The Countess and Gertrude; Or, Modes of Discipline, Volume 3

Front Cover
F.C. and J. Rivington, 1812
0 Reviews
Reviews aren't verified, but Google checks for and removes fake content when it's identified
 

What people are saying - Write a review

We haven't found any reviews in the usual places.

Other editions - View all

Common terms and phrases

Popular passages

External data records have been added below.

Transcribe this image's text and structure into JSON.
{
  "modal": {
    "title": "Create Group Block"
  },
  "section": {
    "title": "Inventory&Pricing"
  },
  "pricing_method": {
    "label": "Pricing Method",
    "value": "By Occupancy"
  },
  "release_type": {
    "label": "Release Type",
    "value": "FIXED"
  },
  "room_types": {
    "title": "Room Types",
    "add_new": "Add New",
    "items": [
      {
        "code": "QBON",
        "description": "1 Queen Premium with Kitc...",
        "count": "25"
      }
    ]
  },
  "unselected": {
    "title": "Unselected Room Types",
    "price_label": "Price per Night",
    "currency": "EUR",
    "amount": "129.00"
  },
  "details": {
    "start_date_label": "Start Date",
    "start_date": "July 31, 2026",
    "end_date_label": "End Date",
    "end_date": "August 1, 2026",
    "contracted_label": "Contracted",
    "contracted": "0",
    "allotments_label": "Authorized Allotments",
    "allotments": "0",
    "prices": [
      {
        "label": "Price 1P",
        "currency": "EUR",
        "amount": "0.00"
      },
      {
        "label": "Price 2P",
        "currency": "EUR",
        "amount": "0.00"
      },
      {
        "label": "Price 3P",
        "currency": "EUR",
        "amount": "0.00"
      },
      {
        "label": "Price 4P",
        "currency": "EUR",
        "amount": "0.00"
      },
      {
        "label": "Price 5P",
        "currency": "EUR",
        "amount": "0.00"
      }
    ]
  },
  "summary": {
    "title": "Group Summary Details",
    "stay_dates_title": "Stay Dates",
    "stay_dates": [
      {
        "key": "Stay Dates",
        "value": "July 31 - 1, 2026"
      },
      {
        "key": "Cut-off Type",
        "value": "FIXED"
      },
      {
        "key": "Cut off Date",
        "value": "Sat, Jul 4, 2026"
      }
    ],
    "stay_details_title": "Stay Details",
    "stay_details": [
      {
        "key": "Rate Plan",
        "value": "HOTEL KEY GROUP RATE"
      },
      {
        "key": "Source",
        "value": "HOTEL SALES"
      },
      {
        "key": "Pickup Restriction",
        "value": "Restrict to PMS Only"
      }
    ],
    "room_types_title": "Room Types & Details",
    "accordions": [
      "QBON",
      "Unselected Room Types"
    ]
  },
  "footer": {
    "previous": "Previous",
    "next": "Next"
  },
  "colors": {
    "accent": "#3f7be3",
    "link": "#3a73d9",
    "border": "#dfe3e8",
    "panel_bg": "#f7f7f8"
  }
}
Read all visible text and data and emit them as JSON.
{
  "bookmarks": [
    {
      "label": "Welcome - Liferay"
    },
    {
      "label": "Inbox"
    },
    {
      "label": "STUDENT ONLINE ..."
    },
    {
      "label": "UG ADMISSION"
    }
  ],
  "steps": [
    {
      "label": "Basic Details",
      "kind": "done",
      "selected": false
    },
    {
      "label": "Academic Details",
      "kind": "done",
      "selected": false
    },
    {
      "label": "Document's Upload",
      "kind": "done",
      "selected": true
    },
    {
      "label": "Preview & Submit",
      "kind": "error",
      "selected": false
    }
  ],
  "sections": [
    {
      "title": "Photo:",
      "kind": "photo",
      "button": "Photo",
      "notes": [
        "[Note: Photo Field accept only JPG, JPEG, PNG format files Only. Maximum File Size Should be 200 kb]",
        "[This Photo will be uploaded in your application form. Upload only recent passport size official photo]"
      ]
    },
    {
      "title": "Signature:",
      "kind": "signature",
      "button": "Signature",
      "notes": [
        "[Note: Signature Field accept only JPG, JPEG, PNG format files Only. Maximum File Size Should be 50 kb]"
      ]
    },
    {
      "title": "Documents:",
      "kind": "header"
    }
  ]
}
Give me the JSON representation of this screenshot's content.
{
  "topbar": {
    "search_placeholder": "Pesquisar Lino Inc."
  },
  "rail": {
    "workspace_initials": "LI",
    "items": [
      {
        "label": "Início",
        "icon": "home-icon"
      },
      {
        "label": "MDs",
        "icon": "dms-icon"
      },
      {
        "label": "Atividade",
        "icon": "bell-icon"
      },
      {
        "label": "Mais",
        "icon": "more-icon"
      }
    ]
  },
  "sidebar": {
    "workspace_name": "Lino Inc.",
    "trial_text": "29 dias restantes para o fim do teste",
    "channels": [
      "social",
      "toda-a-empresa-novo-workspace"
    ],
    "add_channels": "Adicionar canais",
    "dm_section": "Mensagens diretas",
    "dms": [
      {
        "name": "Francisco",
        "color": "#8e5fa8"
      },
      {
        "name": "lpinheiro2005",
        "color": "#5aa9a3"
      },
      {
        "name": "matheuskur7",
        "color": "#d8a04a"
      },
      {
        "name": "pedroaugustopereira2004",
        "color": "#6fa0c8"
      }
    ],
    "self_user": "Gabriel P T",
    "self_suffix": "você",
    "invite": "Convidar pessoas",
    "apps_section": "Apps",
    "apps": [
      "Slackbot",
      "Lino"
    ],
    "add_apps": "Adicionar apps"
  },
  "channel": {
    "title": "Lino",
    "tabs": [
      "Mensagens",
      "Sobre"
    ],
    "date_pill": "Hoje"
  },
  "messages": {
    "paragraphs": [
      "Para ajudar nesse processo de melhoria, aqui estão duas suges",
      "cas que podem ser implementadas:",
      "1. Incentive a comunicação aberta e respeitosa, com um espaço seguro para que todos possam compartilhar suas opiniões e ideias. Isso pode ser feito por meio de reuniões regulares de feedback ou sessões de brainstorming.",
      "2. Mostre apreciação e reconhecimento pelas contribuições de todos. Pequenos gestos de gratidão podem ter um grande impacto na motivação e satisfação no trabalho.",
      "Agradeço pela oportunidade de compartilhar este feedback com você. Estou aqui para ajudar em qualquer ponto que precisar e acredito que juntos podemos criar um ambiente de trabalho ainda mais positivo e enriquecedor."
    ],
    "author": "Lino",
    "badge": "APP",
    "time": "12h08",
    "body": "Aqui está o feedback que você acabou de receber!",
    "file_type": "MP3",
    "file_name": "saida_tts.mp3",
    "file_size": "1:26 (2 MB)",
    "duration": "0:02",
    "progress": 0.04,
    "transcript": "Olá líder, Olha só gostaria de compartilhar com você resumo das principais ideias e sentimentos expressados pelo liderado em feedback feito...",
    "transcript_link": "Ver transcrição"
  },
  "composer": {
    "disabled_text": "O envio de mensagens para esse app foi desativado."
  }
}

Page 33 - For loyalty is still the same Whether it win or lose the game ; True as the dial to the sun, Although it be not shin'd upon.
Page 27 - Thus this pattern of meekness and primitive innocence changed this for a better life. 'Tis now too late to wish that mine may be like his ; for I am in the eighty-fifth year of my age, and God knows it hath not : but I most humbly beseech Almighty God, that my death may : and I do as earnestly beg, that if any reader shall receive any satisfaction from this very plain, and as true relation, he will be so charitable as to say, Amen.
Page 27 - Thus, this pattern of meekness and primitive innocence changed this for a better life : 'tis now too late to wish that mine may be like his, (for I am in the eighty-fifth year of my age, and God knows it hath not) ; but I most humbly beseech Almighty God that my death may : and I do as earnestly beg, that if any reader shall receive any satisfaction from this very plain, and as true relation, he will be so charitable as to say Amen.
Page 385 - And blasts the melancholy year; For times at no persuasion stay, Nor vice can find perpetual May; Then where's that tongue, by folly fed, That soul of pertness, whither fled...
Page 21 - I hear not the rest be won to a right bye way to breed more traitor's stocks, and so the goal is gone. Make some difference between tried, just, and false friends. Let the good service of well deservers be never rewarded with loss. Let their thank be such as may encourage mo strivers for the like.
Page 385 - Thou wretch! (rejoin'd the kindling Dove), Quite lost to life, as lost to love, Whene'er misfortune comes, how just! And come misfortune surely must; In the dread season of dismay, In that your hour of trial, say, Who then shall prop your sinking heart, Who bear affliction's weightier part? ' Say, when the blackbrow'd welkin bends, And winter's gloomy form impends, To mourning turns all transient cheer, And blasts the melancholy year; For times...
Page 22 - ... used in these cases, I had never played my part. No, if I did not see the balances held awry, I had never myself come into the weigh-house. I hope I shall have so good a customer of you, that all other officers shall do their duty among you. If aught have been amiss at home, I will patch though I cannot whole it.
Page 385 - Shall turn the long-enduring night ; No bride her words of balm impart, And warm thee at her constant heart. Freedom, restrain'd by reason's force, Is as the sun's unvarying course ; Benignly active, sweetly bright, Affording warmth, affording light ; But, torn from virtue's sacred rules, Becomes a comet, gaz'd by fools, Foreboding cares, and storms, and strife, And fraught with all the plagues of life. Thou...
Page 42 - Steele did of a discourse of Dr. South's, that it has in it whatever wit and wisdom can put together ; and I will venture to add', that whoever sits down without prejudice, and attentively reads it through, will rise up the wiier Kan and better ckrutian.*
Page 40 - Centaurs within thee lie quiet. Chain up the unruly legion of thy breast. Lead thine own captivity captive, and be Ca;sar within thyself...

Bibliographic information